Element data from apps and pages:
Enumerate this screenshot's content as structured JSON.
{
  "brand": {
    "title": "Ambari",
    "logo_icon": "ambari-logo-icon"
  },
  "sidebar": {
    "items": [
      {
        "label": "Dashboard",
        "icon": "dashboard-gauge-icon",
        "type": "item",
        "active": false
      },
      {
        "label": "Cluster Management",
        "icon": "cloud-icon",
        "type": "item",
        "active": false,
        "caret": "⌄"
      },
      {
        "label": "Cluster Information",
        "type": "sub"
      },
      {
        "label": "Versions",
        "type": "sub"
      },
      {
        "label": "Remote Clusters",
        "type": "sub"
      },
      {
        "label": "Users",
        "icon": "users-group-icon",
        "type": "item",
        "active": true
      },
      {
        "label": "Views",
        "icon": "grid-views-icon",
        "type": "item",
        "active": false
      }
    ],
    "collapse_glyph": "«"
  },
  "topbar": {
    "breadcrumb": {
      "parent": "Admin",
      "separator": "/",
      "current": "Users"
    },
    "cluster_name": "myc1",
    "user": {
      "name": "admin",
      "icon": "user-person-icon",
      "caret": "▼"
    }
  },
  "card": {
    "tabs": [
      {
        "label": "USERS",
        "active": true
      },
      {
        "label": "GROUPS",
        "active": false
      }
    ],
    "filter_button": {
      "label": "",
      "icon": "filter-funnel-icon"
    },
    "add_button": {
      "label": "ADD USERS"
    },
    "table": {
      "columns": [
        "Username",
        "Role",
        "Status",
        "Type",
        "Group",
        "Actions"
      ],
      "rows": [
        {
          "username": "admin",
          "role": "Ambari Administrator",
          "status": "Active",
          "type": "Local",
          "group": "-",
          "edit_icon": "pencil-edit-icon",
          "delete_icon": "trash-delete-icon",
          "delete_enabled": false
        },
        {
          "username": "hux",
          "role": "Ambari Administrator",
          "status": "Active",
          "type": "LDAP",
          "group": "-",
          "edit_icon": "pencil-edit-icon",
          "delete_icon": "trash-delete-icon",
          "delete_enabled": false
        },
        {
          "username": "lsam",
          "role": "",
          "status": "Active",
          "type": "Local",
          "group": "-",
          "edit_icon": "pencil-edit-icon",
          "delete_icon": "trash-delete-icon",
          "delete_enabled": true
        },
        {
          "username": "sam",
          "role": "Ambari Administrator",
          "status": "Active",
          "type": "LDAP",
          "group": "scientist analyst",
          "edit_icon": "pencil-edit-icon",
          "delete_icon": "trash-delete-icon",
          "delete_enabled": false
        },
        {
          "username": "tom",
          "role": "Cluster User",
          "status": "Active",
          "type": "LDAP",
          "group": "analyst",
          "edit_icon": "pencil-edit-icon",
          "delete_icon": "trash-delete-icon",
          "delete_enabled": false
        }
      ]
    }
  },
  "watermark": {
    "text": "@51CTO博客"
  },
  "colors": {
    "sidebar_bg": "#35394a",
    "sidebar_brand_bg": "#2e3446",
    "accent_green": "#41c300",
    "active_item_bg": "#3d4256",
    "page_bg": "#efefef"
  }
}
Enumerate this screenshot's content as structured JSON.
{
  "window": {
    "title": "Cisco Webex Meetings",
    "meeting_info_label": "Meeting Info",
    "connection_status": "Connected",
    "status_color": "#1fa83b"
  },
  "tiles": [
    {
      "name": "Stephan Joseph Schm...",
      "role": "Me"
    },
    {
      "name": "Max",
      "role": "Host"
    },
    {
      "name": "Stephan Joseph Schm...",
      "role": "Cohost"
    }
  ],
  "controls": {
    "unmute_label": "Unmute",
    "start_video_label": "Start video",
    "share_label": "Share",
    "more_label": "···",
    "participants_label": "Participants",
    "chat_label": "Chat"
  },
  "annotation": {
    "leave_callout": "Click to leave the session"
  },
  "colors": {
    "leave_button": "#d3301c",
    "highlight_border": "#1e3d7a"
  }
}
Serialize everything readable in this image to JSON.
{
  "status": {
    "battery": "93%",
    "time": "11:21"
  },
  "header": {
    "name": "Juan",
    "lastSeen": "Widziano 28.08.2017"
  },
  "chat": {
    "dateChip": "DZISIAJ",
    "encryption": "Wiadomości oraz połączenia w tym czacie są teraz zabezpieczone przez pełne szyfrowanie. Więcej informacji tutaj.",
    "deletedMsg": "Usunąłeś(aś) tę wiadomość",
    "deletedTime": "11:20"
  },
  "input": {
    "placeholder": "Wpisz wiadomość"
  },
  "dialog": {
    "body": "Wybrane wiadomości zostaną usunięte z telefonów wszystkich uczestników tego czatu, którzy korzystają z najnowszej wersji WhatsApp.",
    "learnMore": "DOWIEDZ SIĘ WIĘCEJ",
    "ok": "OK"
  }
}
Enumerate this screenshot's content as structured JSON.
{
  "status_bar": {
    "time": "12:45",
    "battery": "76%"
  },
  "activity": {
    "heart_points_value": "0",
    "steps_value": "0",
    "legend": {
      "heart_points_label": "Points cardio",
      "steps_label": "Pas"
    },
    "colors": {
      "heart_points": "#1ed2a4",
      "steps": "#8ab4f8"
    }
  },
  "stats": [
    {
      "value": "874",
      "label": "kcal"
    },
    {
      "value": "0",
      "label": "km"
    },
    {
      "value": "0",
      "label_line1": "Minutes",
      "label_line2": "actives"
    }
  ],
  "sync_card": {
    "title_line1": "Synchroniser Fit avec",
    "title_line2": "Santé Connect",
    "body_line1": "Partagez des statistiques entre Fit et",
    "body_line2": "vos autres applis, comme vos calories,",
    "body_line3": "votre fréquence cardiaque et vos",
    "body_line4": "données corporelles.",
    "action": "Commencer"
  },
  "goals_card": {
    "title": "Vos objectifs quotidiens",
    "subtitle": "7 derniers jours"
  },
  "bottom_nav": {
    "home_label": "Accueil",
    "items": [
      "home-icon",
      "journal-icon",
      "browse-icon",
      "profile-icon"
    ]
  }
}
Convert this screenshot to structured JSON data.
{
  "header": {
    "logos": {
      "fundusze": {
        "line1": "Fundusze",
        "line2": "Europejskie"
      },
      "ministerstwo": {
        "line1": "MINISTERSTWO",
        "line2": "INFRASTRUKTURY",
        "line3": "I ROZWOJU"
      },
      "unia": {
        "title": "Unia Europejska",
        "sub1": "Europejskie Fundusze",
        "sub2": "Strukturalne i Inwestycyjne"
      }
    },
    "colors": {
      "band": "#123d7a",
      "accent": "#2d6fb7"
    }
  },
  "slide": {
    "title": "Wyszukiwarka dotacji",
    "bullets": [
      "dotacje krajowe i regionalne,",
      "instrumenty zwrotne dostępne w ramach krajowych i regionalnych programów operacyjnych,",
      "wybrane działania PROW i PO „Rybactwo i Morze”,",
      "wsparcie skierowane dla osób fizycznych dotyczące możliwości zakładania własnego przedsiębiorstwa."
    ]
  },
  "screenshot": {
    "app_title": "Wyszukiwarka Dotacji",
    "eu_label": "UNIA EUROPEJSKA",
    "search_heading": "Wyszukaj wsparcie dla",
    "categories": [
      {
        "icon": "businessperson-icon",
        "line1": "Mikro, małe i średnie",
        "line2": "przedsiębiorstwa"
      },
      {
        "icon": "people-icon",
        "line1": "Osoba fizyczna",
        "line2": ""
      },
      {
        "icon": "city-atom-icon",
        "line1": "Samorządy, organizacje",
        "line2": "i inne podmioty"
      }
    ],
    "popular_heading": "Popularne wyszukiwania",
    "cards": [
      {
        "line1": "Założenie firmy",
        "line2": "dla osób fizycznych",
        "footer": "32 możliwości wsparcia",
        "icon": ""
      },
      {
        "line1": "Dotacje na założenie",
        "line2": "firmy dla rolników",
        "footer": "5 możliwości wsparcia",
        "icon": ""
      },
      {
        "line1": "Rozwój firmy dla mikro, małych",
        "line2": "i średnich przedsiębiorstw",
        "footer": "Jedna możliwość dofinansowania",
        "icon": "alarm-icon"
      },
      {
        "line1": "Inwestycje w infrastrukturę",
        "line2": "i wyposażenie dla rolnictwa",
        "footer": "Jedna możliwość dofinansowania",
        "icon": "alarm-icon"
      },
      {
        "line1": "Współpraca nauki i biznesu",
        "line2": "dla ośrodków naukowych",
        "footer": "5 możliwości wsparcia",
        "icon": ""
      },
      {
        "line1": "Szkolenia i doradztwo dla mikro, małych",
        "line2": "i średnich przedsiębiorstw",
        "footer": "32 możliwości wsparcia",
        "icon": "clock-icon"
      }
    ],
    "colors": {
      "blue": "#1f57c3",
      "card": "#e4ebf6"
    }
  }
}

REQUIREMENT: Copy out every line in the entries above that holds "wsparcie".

YOUR RESPONSE:
      "wsparcie skierowane dla osób fizycznych dotyczące możliwości zakładania własnego przedsiębiorstwa."
    "search_heading": "Wyszukaj wsparcie dla",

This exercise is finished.